Also, I remember the 2009 loss to Oakland after leading 12-2 and losing 14-13. That was worse at the time.

 

Please explain why anyone who still thinks they will make the playoffs is “blind and lobotomized.” The A’s and Mariners are both 12-7 and 11-7, with the two best records in the AL by a country mile. Surely they will meet in the Championship Series, right?

 

 

 

Please explain why anyone who still thinks they will make the playoffs is “blind and lobotomized.” The A’s and Mariners are both 12-7 and 11-7, with the two best records in the AL by a country mile. Surely they will meet in the Championship Series, right?

The Twins are playing horribly and are ill equipped to make a run because of talent (visible) and psychology (body language and seeing how they respond to adversity). It's sort of like the Chauvin trial: believe what you've seen. I do; this team is done. If you disagree I'm happy to make it interesting bet-wise; unlike the shills on ESPN, I put my $ where my mouth is.

 

Nuts to that. The 1991 Twins started the season 2-9. 2006 Twins were 12 games back in August and had been written off by Mike and Mike in early June. We are 4 games behind in April to Kansas City. I can only assume anyone writing off the Twins at this point is new to the game. 

Also, I remember the 2009 loss to Oakland after leading 12-2 and losing 14-13. That was worse at the time.

Hey Dante, 

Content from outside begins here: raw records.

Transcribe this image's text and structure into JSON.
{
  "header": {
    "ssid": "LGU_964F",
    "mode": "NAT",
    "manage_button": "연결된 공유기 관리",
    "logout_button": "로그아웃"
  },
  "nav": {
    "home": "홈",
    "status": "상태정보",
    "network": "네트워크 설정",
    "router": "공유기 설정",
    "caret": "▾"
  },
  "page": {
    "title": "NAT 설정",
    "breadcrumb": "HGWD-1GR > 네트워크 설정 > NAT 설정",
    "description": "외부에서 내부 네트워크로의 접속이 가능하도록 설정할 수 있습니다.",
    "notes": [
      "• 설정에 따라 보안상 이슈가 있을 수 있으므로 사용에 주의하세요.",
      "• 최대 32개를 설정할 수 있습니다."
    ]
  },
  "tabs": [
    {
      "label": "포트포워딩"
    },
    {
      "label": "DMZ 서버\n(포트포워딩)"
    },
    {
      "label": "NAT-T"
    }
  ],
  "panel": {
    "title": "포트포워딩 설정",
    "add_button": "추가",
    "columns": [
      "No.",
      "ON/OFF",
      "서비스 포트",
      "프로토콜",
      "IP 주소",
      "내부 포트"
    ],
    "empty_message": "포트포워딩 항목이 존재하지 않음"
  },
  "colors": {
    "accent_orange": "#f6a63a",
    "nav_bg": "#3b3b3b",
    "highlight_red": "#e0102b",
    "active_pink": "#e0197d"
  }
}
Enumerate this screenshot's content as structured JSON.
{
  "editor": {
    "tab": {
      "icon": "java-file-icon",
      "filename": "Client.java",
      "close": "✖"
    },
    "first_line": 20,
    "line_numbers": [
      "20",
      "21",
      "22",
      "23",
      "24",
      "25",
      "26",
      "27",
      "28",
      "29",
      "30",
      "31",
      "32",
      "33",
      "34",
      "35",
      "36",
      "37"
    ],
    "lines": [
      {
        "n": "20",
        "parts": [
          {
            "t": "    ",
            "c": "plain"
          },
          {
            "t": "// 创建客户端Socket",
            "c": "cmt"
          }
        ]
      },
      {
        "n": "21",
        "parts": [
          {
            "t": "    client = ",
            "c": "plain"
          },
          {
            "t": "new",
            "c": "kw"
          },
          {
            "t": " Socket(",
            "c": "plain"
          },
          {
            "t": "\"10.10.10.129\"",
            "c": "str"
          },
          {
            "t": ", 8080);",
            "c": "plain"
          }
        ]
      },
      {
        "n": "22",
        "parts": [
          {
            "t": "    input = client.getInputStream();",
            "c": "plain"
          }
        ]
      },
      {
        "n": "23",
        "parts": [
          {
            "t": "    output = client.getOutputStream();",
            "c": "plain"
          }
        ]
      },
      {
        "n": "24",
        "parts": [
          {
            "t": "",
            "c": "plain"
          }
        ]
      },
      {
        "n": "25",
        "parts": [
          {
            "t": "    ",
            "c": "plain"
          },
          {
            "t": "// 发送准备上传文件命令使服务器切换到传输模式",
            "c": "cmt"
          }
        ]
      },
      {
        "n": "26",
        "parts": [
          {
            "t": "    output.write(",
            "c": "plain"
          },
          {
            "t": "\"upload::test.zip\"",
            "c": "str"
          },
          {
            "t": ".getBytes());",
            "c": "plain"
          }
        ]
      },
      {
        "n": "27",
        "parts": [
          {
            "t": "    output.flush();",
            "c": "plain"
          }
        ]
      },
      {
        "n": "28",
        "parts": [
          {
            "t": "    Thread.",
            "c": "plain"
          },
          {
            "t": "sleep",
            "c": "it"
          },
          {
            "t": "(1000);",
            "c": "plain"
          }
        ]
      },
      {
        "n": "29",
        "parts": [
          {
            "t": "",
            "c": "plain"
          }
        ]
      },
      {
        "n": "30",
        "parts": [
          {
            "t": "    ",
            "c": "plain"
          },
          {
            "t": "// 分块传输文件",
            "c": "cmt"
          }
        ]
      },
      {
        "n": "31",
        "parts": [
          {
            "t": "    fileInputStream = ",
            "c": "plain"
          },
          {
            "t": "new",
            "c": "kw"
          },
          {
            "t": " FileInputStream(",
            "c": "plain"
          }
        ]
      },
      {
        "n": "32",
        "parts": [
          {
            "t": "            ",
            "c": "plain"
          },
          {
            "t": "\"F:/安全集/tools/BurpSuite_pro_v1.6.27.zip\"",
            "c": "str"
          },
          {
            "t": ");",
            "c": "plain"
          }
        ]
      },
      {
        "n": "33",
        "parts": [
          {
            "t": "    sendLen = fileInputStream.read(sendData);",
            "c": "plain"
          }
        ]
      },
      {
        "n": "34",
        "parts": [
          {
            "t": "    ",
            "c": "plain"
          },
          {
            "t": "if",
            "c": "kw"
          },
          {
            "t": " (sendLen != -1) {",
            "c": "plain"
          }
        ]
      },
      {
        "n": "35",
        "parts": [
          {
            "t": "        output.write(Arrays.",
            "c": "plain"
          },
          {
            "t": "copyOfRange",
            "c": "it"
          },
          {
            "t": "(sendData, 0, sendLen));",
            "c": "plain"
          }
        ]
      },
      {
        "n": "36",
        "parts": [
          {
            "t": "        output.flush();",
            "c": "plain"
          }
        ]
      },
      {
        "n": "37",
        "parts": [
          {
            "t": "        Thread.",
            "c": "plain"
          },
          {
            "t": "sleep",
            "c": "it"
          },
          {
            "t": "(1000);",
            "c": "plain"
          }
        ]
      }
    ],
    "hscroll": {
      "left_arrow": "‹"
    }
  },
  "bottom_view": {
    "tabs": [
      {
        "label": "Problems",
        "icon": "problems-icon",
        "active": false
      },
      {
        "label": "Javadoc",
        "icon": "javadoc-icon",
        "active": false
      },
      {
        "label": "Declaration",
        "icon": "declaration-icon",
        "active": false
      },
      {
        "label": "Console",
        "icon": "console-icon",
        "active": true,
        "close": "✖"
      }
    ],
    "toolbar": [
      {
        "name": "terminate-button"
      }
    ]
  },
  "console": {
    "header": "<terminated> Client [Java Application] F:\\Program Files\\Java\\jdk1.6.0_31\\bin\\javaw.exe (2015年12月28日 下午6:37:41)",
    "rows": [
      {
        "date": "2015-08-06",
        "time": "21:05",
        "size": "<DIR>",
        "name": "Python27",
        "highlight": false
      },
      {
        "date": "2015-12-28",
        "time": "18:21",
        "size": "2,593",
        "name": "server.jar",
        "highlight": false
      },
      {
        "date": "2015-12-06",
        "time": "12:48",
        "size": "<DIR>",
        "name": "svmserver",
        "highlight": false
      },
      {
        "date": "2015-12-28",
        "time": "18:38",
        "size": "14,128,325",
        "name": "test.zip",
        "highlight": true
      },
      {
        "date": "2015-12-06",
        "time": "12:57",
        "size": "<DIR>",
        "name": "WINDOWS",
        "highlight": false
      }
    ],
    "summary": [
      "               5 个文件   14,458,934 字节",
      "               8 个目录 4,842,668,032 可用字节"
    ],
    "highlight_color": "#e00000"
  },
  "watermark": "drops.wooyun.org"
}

Not sure what you've been watching, but I know terrible baseball when I see it. This team is bad in a litany of ways, and much different than past poor-record Twins teams. They ain't making the playoffs. Periodt. Happy to tell you "I told you so" in August. Peace.